    Of course, if you do not set the environment by using any of those, the config from the default environment ("production") will be returned.
    After the payload is sent back and consumed by the backend, the response will look something like this:
    Code (CSharp):
    2. {
    3.   "configs": {
    4.     "settings": {
    5.       "colorRed": 0.9,
    6.       "rotateY": 23.0,
    7.       "rotSpeed": 27.0,
    8.       "colorGreen": 0.1,
    9.       "rotateZ": 120.0,
    10.       "colorBlue": 0.9,
    11.       "rotateX": 12.0
    12.     }
    13.   },
    14.   "metadata": {
    15.     "configAssignmentHash": "f242cd5faf3851f344b393b2a7e2e317e44a782e",
    16.     "assignmentId": "477b17a6-dcf5-4305-b07c-0ba3f3489ca0",
    17.     "environmentId": "0d39eef9-c96b-486d-bbc0-7219b8554e51"
    18.   }
    19. }
    where you can see the corresponding environmentId among the metadata.
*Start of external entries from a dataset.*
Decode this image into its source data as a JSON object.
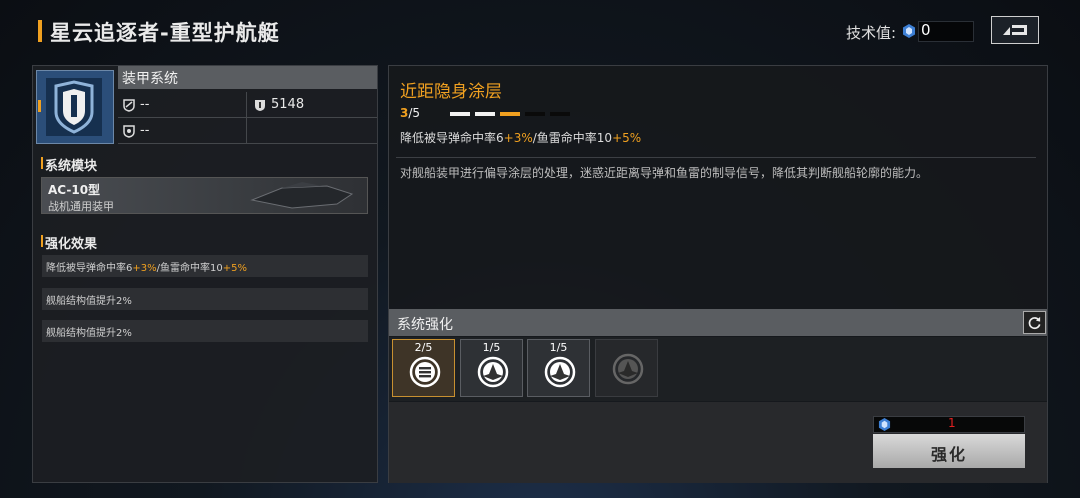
{
  "header": {
    "title": "星云追逐者-重型护航艇",
    "tech_label": "技术值:",
    "tech_value": "0",
    "tech_icon": "crystal-icon",
    "back_icon": "return-icon"
  },
  "armor": {
    "title": "装甲系统",
    "icon": "shield-icon",
    "stats": [
      {
        "icon": "missile-defense-icon",
        "value": "--"
      },
      {
        "icon": "hull-icon",
        "value": "5148"
      },
      {
        "icon": "torpedo-defense-icon",
        "value": "--"
      },
      {
        "icon": "",
        "value": ""
      }
    ]
  },
  "module": {
    "section_title": "系统模块",
    "name": "AC-10型",
    "subtitle": "战机通用装甲"
  },
  "enhance": {
    "section_title": "强化效果",
    "row1": {
      "pre": "降低被导弹命中率6",
      "a": "+3%",
      "mid": "/鱼雷命中率10",
      "b": "+5%"
    },
    "row2": "舰船结构值提升2%",
    "row3": "舰船结构值提升2%"
  },
  "skill": {
    "title": "近距隐身涂层",
    "level_current": "3",
    "level_max": "/5",
    "level_fraction": 0.6,
    "effect": {
      "pre": "降低被导弹命中率6",
      "a": "+3%",
      "mid": "/鱼雷命中率10",
      "b": "+5%"
    },
    "description": "对舰船装甲进行偏导涂层的处理，迷惑近距离导弹和鱼雷的制导信号，降低其判断舰船轮廓的能力。"
  },
  "system": {
    "section_title": "系统强化",
    "refresh_icon": "refresh-icon",
    "slots": [
      {
        "level": "2/5",
        "icon": "stealth-coating-icon",
        "active": true
      },
      {
        "level": "1/5",
        "icon": "ship-emblem-icon",
        "active": false
      },
      {
        "level": "1/5",
        "icon": "ship-emblem-icon",
        "active": false
      },
      {
        "level": "",
        "icon": "locked-ship-emblem-icon",
        "active": false
      }
    ]
  },
  "action": {
    "cost_icon": "crystal-icon",
    "cost": "1",
    "button_label": "强化"
  },
  "colors": {
    "accent": "#f0a020",
    "cost_red": "#e02020"
  }
}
    If you need to check the environmentId after the RC request in the runtime, there is a runtime config variable which stores the current environmentId, and can be accessed via:
    Code (CSharp):
    1. RemoteConfigService.Instance.appConfig.environmentId
    To your point regarding awaitable version of the method SetEnvironmentIDAsync,
    instead of setting the environment in an asynchronous manner, we should probably unify Remote Config with the "sign-in" flow of the rest of the services.
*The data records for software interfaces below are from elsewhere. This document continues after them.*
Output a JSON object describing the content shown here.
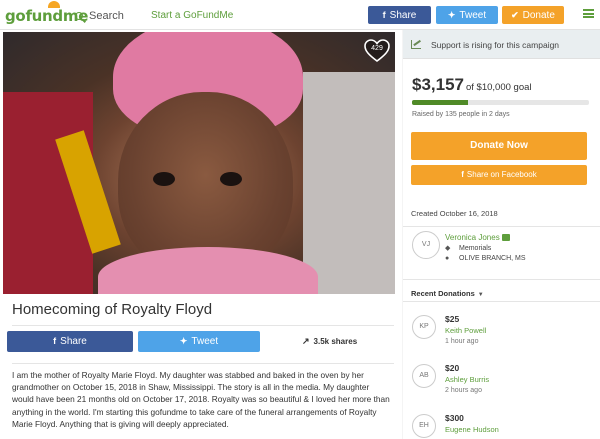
{
  "nav": {
    "logo": "gofundme",
    "search_label": "Search",
    "start_label": "Start a GoFundMe",
    "share_label": "Share",
    "tweet_label": "Tweet",
    "donate_label": "Donate"
  },
  "campaign": {
    "heart_count": "429",
    "title": "Homecoming of Royalty Floyd",
    "share_label": "Share",
    "tweet_label": "Tweet",
    "shares": "3.5k shares",
    "story": "I am the mother of Royalty Marie Floyd. My daughter was stabbed and baked in the oven by her grandmother on October 15, 2018 in Shaw, Mississippi. The story is all in the media. My daughter would have been 21 months old on October 17, 2018. Royalty was so beautiful & I loved her more than anything in the world. I'm starting this gofundme to take care of the funeral arrangements of Royalty Marie Floyd. Anything that is giving will deeply appreciated."
  },
  "sidebar": {
    "rising": "Support is rising for this campaign",
    "raised": "$3,157",
    "goal": "of $10,000 goal",
    "progress_fraction": 0.3157,
    "raised_by": "Raised by 135 people in 2 days",
    "donate_now": "Donate Now",
    "share_facebook": "Share on Facebook",
    "created": "Created October 16, 2018",
    "organizer": {
      "initials": "VJ",
      "name": "Veronica Jones",
      "category": "Memorials",
      "location": "OLIVE BRANCH, MS"
    },
    "recent_label": "Recent Donations",
    "donations": [
      {
        "initials": "KP",
        "amount": "$25",
        "name": "Keith Powell",
        "time": "1 hour ago"
      },
      {
        "initials": "AB",
        "amount": "$20",
        "name": "Ashley Burris",
        "time": "2 hours ago"
      },
      {
        "initials": "EH",
        "amount": "$300",
        "name": "Eugene Hudson",
        "time": ""
      }
    ]
  },
  "colors": {
    "brand_green": "#5e9e3c",
    "facebook_blue": "#3b5998",
    "twitter_blue": "#4ea3e8",
    "donate_orange": "#f4a229",
    "progress_green": "#4f8a27"
  }
}
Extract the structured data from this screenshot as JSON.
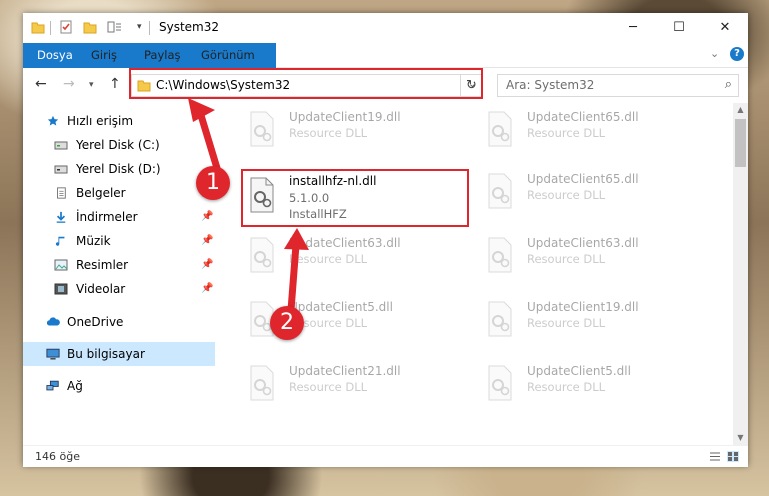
{
  "window": {
    "title": "System32"
  },
  "ribbon": {
    "tabs": [
      "Dosya",
      "Giriş",
      "Paylaş",
      "Görünüm"
    ]
  },
  "nav": {
    "address": "C:\\Windows\\System32",
    "search_placeholder": "Ara: System32"
  },
  "sidebar": {
    "items": [
      {
        "label": "Hızlı erişim",
        "icon": "star-icon"
      },
      {
        "label": "Yerel Disk (C:)",
        "icon": "drive-icon"
      },
      {
        "label": "Yerel Disk (D:)",
        "icon": "drive-icon"
      },
      {
        "label": "Belgeler",
        "icon": "documents-icon"
      },
      {
        "label": "İndirmeler",
        "icon": "download-icon"
      },
      {
        "label": "Müzik",
        "icon": "music-icon"
      },
      {
        "label": "Resimler",
        "icon": "pictures-icon"
      },
      {
        "label": "Videolar",
        "icon": "video-icon"
      },
      {
        "label": "OneDrive",
        "icon": "cloud-icon"
      },
      {
        "label": "Bu bilgisayar",
        "icon": "computer-icon"
      },
      {
        "label": "Ağ",
        "icon": "network-icon"
      }
    ]
  },
  "files": {
    "highlighted": {
      "name": "installhfz-nl.dll",
      "version": "5.1.0.0",
      "company": "InstallHFZ"
    },
    "left_column": [
      {
        "name": "UpdateClient19.dll",
        "type": "Resource DLL"
      },
      {
        "name": "UpdateClient63.dll",
        "type": "Resource DLL"
      },
      {
        "name": "UpdateClient5.dll",
        "type": "Resource DLL"
      },
      {
        "name": "UpdateClient21.dll",
        "type": "Resource DLL"
      }
    ],
    "right_column": [
      {
        "name": "UpdateClient65.dll",
        "type": "Resource DLL"
      },
      {
        "name": "UpdateClient65.dll",
        "type": "Resource DLL"
      },
      {
        "name": "UpdateClient63.dll",
        "type": "Resource DLL"
      },
      {
        "name": "UpdateClient19.dll",
        "type": "Resource DLL"
      },
      {
        "name": "UpdateClient5.dll",
        "type": "Resource DLL"
      }
    ]
  },
  "status": {
    "count": "146 öğe"
  },
  "annotations": {
    "badge1": "1",
    "badge2": "2"
  },
  "colors": {
    "accent": "#1979ca",
    "annotation": "#e0262d",
    "selection": "#cce8ff"
  }
}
    Thanks again for the follow-up, I hope this clarifies things a bit!
  5. Maeslezo


    Jun 16, 2015
    What I meant is that you get the default environment ALTOUGHT you set any environment, if you don't sign anonymously.

    In other words, signing is mandatory in order to set the environment correctly

    For example:
    Code (CSharp):
    2. var options = new InitializationOptions();
    3. options.SetEnvironmentName("not default environment");
    4. await Unity.Services.Core.UnityServices.InitializeAsync(options);
    6. RuntimeConfig remoteConfig = await RemoteConfigService.Instance.FetchConfigsAsync(new userAttributes(), new appAttributes());
    8. //remoteConfig.environmentId is the default environment, altought "not default environment" has been set
    Code (CSharp):
    2. var options = new InitializationOptions();
    3. options.SetEnvironmentName("not default environment");
    4. await Unity.Services.Core.UnityServices.InitializeAsync(options);
    5. if (!AuthenticationService.Instance.IsSignedIn)
    6. {
    7.    await AuthenticationService.Instance.SignInAnonymouslyAsync();
    8. }
    10. RuntimeConfig remoteConfig = await RemoteConfigService.Instance.FetchConfigsAsync(new userAttributes(), new appAttributes());
    12. //remoteConfig.environmentId is the "not default environment", which was the environment set
  6. vd_unity


    Unity Technologies

    Sep 11, 2014
    Thanks @Maeslezo!
    Yes, you are correct - if you are using options.SetEnvironmentName() method from the Core, setting a non-default environment will not work without the player signing in.

    Unfortunately, the only current way to have a non-default environment set and not sign in the player is if you use the RCs method
    RemoteConfigService.Instance.SetEnvironmentID(), but in that case you have to know the environmentId.

    Although this flow is not ideal, we are aware of it and will work to improve it.
    Maeslezo likes this.
  7. Maeslezo


    Jun 16, 2015
    All clear.

    Thank you for your help
    vd_unity likes this.